Jesus’s command quoted here justifies this mindset and precludes moral culpability for those who embrace it, at least if one is willing to rank Jesus above Kant as a judge of what is morally acceptable. It is pragmatic almost to the point of wondering whether Jesus was British or perhaps even American.
But for those who find Kant’s moral philosophy persuasive, this view of service can create some difficulty. When I sit in Church meetings where service is discussed in conjunction with PR-related issues, I cringe. It is as if the benefit of PR that results from our Christian service sullies the moral value of the service itself, as if we are serving for the purpose of getting this benefit for ourselves and the Church rather than for the naked reason of our duty alone, devoid of any considerations of inclination/benefit to ourselves flowing from the service. For me, it has a service chilling effect, making me not want to serve because I don’t want it to seem like I am serving for any reason other than my duty, as part of the human family, to serve other people, and not to make the Church look good. Since I know that the latter is bound to seem the case, I sometimes find myself reluctant to serve.
Salt Lake City is an interesting case study for this. The mentality of the Church, entirely consistent with Jesus’s injunction in Matthew 5:16, to let others see us serve and to calculate our service to reap good PR, has had a discernable effect, in my opinion, in some of the older neighborhoods of the city. I feel that subconsciously, even if they have never heard of the categorical imperative, many members of the Church in these areas are affected by the feeling that if they serve their non-LDS neighbors in these areas, then the neighbors will think that they are only doing so in an effort to convert them to the Church and will reject or be suspicious of the service being rendered. This causes a service chilling effect, with concientious members of the Church not wanting their good non-LDS neighbors to take this view, and so therefore opting not to serve them in the first place, but rather to leave their relationships with these non-LDS neighbors on a friendly, say-hello-in-the-driveway level.
I wonder if we should stop worrying about whether anyone converts based on our service and just serve them because it is our duty to serve. That would feel more comfortable for me personally.
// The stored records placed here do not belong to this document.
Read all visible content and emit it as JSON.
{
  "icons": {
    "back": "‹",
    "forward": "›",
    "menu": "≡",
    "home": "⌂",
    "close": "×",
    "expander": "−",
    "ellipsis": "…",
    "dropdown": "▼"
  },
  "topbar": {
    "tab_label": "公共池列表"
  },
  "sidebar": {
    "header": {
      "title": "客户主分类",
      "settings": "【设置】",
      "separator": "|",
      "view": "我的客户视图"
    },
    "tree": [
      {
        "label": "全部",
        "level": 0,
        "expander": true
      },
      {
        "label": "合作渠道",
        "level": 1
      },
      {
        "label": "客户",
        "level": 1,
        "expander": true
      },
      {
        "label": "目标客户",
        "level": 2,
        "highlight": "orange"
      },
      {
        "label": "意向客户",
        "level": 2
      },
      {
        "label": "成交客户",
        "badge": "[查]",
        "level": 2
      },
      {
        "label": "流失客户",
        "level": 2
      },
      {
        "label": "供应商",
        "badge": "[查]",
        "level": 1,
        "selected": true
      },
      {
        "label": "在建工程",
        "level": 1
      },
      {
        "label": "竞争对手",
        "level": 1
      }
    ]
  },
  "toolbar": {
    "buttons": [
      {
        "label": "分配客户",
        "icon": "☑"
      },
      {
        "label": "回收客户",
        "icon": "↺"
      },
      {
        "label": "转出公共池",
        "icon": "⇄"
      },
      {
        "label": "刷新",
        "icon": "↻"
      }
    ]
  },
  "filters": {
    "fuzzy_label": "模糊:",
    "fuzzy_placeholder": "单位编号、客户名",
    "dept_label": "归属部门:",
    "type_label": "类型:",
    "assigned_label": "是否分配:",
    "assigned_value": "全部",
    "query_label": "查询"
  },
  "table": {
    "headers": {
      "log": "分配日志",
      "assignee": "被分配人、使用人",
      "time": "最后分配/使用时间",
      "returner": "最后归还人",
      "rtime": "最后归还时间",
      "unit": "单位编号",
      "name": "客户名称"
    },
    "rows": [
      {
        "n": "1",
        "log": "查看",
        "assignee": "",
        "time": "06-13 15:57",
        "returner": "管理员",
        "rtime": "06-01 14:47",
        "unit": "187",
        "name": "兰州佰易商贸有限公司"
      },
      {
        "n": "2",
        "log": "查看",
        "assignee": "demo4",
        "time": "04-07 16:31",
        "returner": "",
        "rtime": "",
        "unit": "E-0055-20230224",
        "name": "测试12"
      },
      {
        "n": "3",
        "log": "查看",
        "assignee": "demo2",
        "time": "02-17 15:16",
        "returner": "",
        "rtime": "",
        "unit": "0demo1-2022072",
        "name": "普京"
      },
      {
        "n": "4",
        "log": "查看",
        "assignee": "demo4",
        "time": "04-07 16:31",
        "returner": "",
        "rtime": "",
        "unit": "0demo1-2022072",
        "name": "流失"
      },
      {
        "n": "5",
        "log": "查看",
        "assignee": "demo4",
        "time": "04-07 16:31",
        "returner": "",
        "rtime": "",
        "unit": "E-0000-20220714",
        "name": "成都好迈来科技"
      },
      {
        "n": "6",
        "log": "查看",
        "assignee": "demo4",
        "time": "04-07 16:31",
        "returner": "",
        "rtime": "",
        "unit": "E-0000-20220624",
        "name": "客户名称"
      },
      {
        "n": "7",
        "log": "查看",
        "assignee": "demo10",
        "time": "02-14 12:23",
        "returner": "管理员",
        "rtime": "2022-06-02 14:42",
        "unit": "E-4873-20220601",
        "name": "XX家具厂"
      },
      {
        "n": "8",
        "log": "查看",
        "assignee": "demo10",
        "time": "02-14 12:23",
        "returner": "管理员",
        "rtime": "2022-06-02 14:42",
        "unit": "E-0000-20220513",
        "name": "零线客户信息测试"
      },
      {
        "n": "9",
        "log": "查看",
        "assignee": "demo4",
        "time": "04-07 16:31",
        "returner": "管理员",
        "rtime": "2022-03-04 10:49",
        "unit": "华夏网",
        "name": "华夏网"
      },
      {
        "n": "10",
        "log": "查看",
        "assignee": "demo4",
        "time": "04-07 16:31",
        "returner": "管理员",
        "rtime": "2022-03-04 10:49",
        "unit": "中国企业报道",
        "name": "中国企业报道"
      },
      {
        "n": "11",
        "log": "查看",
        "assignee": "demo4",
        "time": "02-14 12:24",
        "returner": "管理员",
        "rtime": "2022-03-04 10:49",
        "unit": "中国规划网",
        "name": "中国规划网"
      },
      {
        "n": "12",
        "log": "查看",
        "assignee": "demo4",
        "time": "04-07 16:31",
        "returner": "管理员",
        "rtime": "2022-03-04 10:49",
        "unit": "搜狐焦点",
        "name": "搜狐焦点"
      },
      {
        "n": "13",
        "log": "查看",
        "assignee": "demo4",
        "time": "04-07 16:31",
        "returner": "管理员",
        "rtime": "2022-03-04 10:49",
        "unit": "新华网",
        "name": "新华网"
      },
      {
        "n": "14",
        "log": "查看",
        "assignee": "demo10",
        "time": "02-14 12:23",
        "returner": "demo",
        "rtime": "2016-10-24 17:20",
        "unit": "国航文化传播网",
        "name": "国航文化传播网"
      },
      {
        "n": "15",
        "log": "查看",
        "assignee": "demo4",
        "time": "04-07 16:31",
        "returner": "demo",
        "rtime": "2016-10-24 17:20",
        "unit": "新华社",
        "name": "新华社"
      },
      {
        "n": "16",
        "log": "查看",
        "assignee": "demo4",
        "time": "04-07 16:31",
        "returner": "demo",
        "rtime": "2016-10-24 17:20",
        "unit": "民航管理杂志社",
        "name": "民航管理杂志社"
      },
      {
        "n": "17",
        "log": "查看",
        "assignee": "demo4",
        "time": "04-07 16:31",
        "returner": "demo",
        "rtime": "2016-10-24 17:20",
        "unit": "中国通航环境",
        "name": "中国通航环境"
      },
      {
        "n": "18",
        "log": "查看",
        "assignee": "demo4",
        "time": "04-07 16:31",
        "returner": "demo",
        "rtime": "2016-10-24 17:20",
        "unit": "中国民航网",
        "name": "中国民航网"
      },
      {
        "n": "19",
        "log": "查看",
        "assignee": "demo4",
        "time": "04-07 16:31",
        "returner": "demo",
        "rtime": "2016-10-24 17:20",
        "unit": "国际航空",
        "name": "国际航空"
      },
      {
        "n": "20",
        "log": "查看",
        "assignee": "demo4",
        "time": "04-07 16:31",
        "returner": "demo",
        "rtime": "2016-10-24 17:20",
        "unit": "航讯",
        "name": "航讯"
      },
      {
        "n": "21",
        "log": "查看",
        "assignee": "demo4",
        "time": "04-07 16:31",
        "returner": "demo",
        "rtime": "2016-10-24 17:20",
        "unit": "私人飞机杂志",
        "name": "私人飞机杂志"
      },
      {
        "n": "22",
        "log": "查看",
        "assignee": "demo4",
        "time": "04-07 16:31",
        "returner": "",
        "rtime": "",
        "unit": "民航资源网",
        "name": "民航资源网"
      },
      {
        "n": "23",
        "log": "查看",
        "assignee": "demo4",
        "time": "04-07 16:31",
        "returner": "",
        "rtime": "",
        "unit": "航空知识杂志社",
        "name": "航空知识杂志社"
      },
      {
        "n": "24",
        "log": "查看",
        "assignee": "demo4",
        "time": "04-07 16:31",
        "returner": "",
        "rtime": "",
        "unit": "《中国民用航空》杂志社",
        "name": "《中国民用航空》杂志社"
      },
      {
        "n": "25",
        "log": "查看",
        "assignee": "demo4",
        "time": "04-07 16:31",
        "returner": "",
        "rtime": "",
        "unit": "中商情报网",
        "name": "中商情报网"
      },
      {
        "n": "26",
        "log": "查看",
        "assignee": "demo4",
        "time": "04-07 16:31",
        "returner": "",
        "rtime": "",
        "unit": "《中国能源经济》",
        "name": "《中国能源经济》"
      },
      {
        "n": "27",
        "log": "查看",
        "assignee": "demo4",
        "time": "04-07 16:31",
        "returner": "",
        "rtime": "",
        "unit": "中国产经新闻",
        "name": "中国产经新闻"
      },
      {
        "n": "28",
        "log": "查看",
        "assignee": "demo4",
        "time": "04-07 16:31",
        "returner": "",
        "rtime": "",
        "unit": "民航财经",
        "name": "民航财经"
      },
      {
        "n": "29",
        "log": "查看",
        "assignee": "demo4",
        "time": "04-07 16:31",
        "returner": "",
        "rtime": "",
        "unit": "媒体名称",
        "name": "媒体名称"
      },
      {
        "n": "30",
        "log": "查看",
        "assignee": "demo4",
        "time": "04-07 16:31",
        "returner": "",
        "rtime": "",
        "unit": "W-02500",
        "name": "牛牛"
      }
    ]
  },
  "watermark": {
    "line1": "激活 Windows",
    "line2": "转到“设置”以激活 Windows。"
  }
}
Still, I realize it is possible to go too far with Kant and to dismiss any action that is done for selfish reasons (such as the "good feeling" one gets inside when performing a good deed or an act of service) as not a truly moral act (because not done merely out of the necessity for respect of the law, i.e. duty alone). This is where my Schiller comes in and reminds me that we should not only do our duty, as Kant observes, but we should be allowed to love doing it (i.e. derive this type of personal benefit from it or even, gasp, do it for the primary purpose of deriving the benefit rather than simply because it is our duty). Even allowing for Schiller’s gloss on Kant, however, I feel that the service chilling effect could be reduced or avoided if we would serve without making the reason for our service to bring the Church good PR.